* REQUIRED ACTION:
Go through the entries one line at a time, and gather every line that has the word "Index".
::::::::
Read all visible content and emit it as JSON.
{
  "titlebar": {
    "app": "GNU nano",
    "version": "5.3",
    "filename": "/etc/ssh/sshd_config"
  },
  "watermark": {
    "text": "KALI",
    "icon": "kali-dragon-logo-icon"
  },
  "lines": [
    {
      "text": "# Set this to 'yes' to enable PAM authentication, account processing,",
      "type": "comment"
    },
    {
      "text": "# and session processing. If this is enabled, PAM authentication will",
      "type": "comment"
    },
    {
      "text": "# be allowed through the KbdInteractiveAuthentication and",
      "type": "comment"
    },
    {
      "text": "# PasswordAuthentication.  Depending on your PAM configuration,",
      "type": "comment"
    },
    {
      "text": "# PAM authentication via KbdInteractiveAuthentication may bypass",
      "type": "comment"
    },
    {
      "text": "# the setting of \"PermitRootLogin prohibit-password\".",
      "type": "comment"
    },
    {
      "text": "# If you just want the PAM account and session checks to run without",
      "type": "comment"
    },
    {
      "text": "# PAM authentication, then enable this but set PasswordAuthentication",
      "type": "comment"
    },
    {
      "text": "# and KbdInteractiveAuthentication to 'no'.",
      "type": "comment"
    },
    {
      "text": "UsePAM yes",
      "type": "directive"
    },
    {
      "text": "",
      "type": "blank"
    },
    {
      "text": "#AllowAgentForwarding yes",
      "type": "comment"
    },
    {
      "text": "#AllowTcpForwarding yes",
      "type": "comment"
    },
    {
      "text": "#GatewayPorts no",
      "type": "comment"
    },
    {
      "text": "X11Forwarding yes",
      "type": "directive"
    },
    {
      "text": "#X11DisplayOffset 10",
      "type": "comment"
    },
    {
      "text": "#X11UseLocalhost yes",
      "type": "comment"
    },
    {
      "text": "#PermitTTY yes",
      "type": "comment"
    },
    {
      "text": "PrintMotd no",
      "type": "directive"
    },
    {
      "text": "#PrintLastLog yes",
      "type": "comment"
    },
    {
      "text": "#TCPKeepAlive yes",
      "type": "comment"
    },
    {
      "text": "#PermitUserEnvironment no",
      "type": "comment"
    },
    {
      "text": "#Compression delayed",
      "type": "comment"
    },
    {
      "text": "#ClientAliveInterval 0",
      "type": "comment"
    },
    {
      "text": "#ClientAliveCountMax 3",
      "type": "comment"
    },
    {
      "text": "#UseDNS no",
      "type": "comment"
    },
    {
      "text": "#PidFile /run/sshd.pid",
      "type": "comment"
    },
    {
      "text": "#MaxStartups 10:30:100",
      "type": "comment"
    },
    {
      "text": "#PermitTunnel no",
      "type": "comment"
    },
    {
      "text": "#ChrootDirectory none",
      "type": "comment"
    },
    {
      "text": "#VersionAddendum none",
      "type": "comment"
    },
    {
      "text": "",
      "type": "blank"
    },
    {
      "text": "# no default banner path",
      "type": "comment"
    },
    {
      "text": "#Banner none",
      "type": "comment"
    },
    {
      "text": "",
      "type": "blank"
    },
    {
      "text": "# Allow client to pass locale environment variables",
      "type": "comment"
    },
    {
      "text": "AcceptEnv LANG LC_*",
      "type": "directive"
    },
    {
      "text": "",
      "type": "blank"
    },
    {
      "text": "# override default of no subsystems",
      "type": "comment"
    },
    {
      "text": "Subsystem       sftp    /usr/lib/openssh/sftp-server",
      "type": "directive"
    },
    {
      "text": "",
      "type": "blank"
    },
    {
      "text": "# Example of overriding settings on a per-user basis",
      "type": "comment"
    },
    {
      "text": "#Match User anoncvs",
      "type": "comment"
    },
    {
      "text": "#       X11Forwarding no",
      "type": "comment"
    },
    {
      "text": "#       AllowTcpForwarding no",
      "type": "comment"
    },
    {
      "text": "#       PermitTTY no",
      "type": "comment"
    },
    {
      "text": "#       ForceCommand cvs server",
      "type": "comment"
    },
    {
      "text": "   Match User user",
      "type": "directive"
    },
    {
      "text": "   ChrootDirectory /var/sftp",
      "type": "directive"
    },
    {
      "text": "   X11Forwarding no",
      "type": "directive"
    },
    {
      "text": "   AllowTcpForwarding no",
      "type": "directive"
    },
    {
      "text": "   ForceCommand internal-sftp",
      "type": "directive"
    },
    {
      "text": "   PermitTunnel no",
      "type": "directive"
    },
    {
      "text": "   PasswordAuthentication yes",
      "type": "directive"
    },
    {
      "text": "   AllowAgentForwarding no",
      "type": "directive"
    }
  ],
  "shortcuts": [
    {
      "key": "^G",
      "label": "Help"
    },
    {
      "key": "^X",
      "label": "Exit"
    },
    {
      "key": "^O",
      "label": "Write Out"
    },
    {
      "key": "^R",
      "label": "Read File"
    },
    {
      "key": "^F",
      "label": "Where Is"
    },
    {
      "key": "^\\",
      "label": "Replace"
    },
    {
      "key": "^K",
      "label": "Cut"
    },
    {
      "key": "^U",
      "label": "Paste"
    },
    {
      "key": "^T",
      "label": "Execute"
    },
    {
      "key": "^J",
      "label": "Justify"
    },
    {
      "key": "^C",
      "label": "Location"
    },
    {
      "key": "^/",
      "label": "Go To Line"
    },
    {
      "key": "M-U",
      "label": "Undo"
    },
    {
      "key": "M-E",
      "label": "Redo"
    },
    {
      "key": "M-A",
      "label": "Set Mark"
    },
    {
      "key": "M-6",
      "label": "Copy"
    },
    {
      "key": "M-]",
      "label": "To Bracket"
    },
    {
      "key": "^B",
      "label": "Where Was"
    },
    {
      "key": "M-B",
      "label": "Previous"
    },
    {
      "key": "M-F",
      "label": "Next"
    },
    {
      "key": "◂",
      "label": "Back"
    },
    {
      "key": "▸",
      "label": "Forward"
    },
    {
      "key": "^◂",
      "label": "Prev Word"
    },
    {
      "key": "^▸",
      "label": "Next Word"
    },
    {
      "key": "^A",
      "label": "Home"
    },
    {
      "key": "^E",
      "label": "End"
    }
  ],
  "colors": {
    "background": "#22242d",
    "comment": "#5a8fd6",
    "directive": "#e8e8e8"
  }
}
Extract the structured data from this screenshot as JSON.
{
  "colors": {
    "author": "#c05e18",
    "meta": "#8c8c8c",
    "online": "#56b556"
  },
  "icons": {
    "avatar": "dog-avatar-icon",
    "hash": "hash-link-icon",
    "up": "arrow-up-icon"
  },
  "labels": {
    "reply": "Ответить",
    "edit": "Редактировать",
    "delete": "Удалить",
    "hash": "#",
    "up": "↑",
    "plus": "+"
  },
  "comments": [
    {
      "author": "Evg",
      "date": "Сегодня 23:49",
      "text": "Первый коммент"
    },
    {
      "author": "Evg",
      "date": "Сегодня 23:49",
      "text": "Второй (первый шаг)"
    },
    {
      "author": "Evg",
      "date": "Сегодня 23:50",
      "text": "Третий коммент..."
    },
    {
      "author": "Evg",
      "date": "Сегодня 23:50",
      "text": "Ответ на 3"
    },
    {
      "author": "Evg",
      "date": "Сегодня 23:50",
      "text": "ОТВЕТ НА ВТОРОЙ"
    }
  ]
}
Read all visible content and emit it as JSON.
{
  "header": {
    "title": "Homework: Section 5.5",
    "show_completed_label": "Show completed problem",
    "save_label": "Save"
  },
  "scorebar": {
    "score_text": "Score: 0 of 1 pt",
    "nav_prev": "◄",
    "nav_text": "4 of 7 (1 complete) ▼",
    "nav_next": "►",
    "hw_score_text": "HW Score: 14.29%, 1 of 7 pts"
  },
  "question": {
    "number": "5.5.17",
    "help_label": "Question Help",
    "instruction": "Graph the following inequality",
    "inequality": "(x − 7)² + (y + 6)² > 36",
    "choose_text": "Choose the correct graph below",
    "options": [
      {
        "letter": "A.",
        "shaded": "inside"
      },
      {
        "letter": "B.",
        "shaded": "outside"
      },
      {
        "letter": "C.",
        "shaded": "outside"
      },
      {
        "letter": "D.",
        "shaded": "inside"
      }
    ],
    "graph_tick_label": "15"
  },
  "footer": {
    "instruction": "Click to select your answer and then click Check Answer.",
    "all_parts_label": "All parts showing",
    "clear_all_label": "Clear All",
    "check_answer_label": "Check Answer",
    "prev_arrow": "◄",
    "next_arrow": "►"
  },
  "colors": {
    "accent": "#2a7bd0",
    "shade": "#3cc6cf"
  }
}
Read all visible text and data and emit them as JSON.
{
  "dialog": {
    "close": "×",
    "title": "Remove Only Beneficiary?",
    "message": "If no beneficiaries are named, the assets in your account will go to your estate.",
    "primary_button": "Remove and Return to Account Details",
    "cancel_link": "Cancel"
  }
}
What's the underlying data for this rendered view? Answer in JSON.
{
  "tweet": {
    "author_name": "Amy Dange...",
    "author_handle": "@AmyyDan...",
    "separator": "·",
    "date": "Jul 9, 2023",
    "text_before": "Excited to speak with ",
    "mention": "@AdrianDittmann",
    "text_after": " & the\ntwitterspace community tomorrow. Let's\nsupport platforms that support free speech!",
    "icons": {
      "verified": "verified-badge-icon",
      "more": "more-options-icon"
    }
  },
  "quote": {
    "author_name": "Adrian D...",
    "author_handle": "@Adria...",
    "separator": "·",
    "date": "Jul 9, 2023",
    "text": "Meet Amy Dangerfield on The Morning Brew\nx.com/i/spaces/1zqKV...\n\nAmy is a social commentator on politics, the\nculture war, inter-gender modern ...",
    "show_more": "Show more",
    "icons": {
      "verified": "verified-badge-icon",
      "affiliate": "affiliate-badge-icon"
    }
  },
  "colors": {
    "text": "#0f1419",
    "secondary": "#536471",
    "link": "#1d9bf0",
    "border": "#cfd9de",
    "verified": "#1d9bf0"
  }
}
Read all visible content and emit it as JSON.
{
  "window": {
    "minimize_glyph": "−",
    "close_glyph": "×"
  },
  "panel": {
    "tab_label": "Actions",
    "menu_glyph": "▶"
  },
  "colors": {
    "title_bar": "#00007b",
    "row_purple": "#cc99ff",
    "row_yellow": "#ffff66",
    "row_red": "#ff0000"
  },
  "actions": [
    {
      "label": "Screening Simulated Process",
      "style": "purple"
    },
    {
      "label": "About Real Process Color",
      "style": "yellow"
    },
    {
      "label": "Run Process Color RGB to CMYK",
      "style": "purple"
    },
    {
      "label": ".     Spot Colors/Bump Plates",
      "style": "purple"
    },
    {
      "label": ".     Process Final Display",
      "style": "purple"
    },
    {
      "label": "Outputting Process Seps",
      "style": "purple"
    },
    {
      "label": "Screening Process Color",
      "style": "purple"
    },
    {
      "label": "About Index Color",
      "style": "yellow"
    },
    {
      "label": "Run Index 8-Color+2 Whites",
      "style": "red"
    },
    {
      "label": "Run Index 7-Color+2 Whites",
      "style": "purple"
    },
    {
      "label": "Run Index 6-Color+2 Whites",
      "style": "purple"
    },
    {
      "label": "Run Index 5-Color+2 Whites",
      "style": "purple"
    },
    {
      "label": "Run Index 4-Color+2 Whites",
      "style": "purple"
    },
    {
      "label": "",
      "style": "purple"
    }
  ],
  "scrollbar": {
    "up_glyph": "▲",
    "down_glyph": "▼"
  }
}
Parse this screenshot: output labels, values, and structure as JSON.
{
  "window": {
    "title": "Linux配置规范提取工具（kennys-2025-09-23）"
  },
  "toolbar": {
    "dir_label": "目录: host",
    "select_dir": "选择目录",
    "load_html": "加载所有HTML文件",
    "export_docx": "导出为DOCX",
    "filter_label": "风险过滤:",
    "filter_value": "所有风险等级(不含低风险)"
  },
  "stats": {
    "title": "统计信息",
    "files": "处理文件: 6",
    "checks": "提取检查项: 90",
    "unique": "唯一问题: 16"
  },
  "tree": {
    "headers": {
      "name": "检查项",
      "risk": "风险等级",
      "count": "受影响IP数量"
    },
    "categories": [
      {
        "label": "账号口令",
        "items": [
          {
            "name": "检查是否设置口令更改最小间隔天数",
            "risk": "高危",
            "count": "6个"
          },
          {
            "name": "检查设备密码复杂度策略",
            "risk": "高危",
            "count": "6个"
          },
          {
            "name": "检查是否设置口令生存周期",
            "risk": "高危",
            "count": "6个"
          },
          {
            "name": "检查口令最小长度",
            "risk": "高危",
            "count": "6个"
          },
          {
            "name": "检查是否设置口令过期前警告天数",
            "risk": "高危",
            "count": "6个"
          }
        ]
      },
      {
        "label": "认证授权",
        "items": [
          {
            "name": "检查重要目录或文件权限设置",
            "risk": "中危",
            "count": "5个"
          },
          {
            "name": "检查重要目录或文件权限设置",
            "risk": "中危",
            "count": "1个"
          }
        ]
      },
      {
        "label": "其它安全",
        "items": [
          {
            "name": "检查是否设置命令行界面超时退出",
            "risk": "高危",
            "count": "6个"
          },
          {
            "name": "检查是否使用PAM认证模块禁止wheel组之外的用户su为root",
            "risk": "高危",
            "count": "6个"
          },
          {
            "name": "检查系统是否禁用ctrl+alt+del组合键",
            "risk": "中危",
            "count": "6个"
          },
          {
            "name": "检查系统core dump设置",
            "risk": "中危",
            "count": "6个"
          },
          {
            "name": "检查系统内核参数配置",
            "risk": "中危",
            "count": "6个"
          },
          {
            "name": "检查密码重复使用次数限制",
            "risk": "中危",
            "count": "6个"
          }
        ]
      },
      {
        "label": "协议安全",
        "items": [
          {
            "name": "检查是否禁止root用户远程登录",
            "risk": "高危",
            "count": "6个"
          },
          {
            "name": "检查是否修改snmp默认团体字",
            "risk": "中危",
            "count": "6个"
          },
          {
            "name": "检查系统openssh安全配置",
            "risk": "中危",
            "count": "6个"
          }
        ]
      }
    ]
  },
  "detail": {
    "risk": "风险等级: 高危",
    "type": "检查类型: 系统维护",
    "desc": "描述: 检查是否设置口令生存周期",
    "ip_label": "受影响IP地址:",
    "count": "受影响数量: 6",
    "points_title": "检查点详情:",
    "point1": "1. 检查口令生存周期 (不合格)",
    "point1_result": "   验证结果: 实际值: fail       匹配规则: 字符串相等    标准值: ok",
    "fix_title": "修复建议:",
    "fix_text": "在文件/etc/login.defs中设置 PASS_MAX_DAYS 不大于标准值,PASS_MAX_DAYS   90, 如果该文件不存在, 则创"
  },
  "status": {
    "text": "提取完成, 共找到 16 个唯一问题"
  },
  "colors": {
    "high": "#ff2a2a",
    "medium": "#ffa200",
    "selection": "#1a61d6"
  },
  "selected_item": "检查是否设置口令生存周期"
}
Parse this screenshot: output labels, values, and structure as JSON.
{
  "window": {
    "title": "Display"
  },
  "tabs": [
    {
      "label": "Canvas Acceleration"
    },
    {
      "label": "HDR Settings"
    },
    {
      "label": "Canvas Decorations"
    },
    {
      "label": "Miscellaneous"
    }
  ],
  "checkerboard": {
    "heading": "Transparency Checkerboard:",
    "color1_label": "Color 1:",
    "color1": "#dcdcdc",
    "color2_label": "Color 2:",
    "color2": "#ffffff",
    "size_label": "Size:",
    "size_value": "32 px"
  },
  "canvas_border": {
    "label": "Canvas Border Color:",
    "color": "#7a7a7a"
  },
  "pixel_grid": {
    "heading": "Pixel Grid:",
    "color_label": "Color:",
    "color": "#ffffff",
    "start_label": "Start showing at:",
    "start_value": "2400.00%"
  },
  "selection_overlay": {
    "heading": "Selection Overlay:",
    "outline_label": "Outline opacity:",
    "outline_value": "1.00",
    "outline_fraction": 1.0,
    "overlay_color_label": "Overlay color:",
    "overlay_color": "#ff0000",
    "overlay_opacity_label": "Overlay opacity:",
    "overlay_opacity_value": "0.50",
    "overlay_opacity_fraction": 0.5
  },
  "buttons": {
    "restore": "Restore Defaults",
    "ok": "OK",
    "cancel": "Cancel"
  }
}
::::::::
* PROBLEM SOLUTION:
      "label": "About Index Color",
      "label": "Run Index 8-Color+2 Whites",
      "label": "Run Index 7-Color+2 Whites",
      "label": "Run Index 6-Color+2 Whites",
      "label": "Run Index 5-Color+2 Whites",
      "label": "Run Index 4-Color+2 Whites",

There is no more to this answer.